=== Dataset content ===
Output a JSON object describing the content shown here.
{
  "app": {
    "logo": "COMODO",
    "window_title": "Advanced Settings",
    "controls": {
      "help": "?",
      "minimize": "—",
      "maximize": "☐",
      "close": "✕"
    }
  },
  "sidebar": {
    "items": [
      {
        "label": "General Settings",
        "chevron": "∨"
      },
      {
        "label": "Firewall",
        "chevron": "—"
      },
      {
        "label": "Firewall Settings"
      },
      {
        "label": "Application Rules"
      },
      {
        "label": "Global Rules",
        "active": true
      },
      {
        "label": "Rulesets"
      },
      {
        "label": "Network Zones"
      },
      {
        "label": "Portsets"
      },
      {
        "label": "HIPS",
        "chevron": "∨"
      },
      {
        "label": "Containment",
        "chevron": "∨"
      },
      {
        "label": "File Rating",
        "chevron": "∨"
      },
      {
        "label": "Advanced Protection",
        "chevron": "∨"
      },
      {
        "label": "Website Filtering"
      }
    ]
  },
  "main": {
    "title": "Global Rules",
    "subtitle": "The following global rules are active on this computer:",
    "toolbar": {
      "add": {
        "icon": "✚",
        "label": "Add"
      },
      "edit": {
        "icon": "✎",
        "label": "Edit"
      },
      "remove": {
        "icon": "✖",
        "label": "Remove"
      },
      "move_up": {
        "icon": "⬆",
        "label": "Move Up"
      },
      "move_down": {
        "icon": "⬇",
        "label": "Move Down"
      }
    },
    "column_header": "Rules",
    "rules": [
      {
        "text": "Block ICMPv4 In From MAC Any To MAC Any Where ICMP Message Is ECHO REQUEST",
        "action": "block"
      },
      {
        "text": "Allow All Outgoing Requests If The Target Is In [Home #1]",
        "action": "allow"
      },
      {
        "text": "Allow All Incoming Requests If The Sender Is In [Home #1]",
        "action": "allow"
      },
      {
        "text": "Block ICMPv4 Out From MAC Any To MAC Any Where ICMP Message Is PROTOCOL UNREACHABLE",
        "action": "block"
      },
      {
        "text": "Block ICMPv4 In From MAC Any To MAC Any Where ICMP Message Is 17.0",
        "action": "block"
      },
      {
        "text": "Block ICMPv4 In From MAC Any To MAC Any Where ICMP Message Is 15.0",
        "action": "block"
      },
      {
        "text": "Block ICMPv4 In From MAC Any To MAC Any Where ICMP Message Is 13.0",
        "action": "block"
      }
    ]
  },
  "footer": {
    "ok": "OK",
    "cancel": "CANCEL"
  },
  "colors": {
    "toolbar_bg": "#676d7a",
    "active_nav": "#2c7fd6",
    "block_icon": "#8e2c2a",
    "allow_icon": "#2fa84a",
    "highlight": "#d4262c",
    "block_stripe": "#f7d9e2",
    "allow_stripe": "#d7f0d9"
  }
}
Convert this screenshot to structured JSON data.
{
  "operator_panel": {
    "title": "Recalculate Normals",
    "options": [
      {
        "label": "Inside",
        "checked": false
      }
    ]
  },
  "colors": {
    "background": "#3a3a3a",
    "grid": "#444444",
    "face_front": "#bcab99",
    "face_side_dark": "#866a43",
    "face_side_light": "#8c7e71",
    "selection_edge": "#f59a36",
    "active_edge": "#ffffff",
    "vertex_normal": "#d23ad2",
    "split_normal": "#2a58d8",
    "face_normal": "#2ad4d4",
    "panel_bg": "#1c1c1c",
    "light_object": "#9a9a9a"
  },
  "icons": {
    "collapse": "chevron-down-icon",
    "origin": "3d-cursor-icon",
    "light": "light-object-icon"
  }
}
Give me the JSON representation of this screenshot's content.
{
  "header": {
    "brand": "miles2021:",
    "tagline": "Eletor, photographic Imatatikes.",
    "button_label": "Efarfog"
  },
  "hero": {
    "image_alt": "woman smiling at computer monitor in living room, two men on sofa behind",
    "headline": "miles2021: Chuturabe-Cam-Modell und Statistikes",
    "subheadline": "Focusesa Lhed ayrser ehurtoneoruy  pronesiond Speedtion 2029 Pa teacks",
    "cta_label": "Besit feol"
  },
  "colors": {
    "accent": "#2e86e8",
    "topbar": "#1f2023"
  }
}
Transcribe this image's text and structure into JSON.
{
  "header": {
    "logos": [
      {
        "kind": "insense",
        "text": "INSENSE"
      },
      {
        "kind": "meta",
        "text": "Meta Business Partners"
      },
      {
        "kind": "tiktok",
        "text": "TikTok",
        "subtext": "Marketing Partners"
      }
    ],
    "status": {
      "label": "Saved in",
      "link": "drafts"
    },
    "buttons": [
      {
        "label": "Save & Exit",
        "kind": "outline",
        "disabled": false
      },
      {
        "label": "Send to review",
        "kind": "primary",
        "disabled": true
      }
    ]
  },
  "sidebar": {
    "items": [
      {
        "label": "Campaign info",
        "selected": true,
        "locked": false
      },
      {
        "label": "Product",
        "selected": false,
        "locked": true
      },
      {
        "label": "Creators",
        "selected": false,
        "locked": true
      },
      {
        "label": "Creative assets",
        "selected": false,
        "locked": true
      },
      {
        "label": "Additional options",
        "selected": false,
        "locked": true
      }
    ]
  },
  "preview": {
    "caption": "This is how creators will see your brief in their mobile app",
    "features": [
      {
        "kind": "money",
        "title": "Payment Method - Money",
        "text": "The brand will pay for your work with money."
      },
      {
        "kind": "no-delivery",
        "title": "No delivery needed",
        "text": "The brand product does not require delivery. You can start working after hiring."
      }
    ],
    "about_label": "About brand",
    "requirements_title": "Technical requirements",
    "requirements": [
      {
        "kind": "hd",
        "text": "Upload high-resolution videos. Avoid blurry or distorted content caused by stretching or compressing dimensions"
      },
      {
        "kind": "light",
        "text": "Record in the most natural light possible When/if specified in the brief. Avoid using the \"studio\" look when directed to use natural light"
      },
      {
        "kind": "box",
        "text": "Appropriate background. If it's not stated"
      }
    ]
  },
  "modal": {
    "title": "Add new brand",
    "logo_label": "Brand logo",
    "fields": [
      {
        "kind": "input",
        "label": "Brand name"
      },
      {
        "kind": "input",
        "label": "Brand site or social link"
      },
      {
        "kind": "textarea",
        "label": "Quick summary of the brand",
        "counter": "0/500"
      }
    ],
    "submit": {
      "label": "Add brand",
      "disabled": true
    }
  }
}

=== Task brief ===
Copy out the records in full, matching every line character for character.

=== Answer box ===
Output a JSON object describing the content shown here.
{
  "app": {
    "logo": "COMODO",
    "window_title": "Advanced Settings",
    "controls": {
      "help": "?",
      "minimize": "—",
      "maximize": "☐",
      "close": "✕"
    }
  },
  "sidebar": {
    "items": [
      {
        "label": "General Settings",
        "chevron": "∨"
      },
      {
        "label": "Firewall",
        "chevron": "—"
      },
      {
        "label": "Firewall Settings"
      },
      {
        "label": "Application Rules"
      },
      {
        "label": "Global Rules",
        "active": true
      },
      {
        "label": "Rulesets"
      },
      {
        "label": "Network Zones"
      },
      {
        "label": "Portsets"
      },
      {
        "label": "HIPS",
        "chevron": "∨"
      },
      {
        "label": "Containment",
        "chevron": "∨"
      },
      {
        "label": "File Rating",
        "chevron": "∨"
      },
      {
        "label": "Advanced Protection",
        "chevron": "∨"
      },
      {
        "label": "Website Filtering"
      }
    ]
  },
  "main": {
    "title": "Global Rules",
    "subtitle": "The following global rules are active on this computer:",
    "toolbar": {
      "add": {
        "icon": "✚",
        "label": "Add"
      },
      "edit": {
        "icon": "✎",
        "label": "Edit"
      },
      "remove": {
        "icon": "✖",
        "label": "Remove"
      },
      "move_up": {
        "icon": "⬆",
        "label": "Move Up"
      },
      "move_down": {
        "icon": "⬇",
        "label": "Move Down"
      }
    },
    "column_header": "Rules",
    "rules": [
      {
        "text": "Block ICMPv4 In From MAC Any To MAC Any Where ICMP Message Is ECHO REQUEST",
        "action": "block"
      },
      {
        "text": "Allow All Outgoing Requests If The Target Is In [Home #1]",
        "action": "allow"
      },
      {
        "text": "Allow All Incoming Requests If The Sender Is In [Home #1]",
        "action": "allow"
      },
      {
        "text": "Block ICMPv4 Out From MAC Any To MAC Any Where ICMP Message Is PROTOCOL UNREACHABLE",
        "action": "block"
      },
      {
        "text": "Block ICMPv4 In From MAC Any To MAC Any Where ICMP Message Is 17.0",
        "action": "block"
      },
      {
        "text": "Block ICMPv4 In From MAC Any To MAC Any Where ICMP Message Is 15.0",
        "action": "block"
      },
      {
        "text": "Block ICMPv4 In From MAC Any To MAC Any Where ICMP Message Is 13.0",
        "action": "block"
      }
    ]
  },
  "footer": {
    "ok": "OK",
    "cancel": "CANCEL"
  },
  "colors": {
    "toolbar_bg": "#676d7a",
    "active_nav": "#2c7fd6",
    "block_icon": "#8e2c2a",
    "allow_icon": "#2fa84a",
    "highlight": "#d4262c",
    "block_stripe": "#f7d9e2",
    "allow_stripe": "#d7f0d9"
  }
}
Convert this screenshot to structured JSON data.
{
  "operator_panel": {
    "title": "Recalculate Normals",
    "options": [
      {
        "label": "Inside",
        "checked": false
      }
    ]
  },
  "colors": {
    "background": "#3a3a3a",
    "grid": "#444444",
    "face_front": "#bcab99",
    "face_side_dark": "#866a43",
    "face_side_light": "#8c7e71",
    "selection_edge": "#f59a36",
    "active_edge": "#ffffff",
    "vertex_normal": "#d23ad2",
    "split_normal": "#2a58d8",
    "face_normal": "#2ad4d4",
    "panel_bg": "#1c1c1c",
    "light_object": "#9a9a9a"
  },
  "icons": {
    "collapse": "chevron-down-icon",
    "origin": "3d-cursor-icon",
    "light": "light-object-icon"
  }
}
Give me the JSON representation of this screenshot's content.
{
  "header": {
    "brand": "miles2021:",
    "tagline": "Eletor, photographic Imatatikes.",
    "button_label": "Efarfog"
  },
  "hero": {
    "image_alt": "woman smiling at computer monitor in living room, two men on sofa behind",
    "headline": "miles2021: Chuturabe-Cam-Modell und Statistikes",
    "subheadline": "Focusesa Lhed ayrser ehurtoneoruy  pronesiond Speedtion 2029 Pa teacks",
    "cta_label": "Besit feol"
  },
  "colors": {
    "accent": "#2e86e8",
    "topbar": "#1f2023"
  }
}
Transcribe this image's text and structure into JSON.
{
  "header": {
    "logos": [
      {
        "kind": "insense",
        "text": "INSENSE"
      },
      {
        "kind": "meta",
        "text": "Meta Business Partners"
      },
      {
        "kind": "tiktok",
        "text": "TikTok",
        "subtext": "Marketing Partners"
      }
    ],
    "status": {
      "label": "Saved in",
      "link": "drafts"
    },
    "buttons": [
      {
        "label": "Save & Exit",
        "kind": "outline",
        "disabled": false
      },
      {
        "label": "Send to review",
        "kind": "primary",
        "disabled": true
      }
    ]
  },
  "sidebar": {
    "items": [
      {
        "label": "Campaign info",
        "selected": true,
        "locked": false
      },
      {
        "label": "Product",
        "selected": false,
        "locked": true
      },
      {
        "label": "Creators",
        "selected": false,
        "locked": true
      },
      {
        "label": "Creative assets",
        "selected": false,
        "locked": true
      },
      {
        "label": "Additional options",
        "selected": false,
        "locked": true
      }
    ]
  },
  "preview": {
    "caption": "This is how creators will see your brief in their mobile app",
    "features": [
      {
        "kind": "money",
        "title": "Payment Method - Money",
        "text": "The brand will pay for your work with money."
      },
      {
        "kind": "no-delivery",
        "title": "No delivery needed",
        "text": "The brand product does not require delivery. You can start working after hiring."
      }
    ],
    "about_label": "About brand",
    "requirements_title": "Technical requirements",
    "requirements": [
      {
        "kind": "hd",
        "text": "Upload high-resolution videos. Avoid blurry or distorted content caused by stretching or compressing dimensions"
      },
      {
        "kind": "light",
        "text": "Record in the most natural light possible When/if specified in the brief. Avoid using the \"studio\" look when directed to use natural light"
      },
      {
        "kind": "box",
        "text": "Appropriate background. If it's not stated"
      }
    ]
  },
  "modal": {
    "title": "Add new brand",
    "logo_label": "Brand logo",
    "fields": [
      {
        "kind": "input",
        "label": "Brand name"
      },
      {
        "kind": "input",
        "label": "Brand site or social link"
      },
      {
        "kind": "textarea",
        "label": "Quick summary of the brand",
        "counter": "0/500"
      }
    ],
    "submit": {
      "label": "Add brand",
      "disabled": true
    }
  }
}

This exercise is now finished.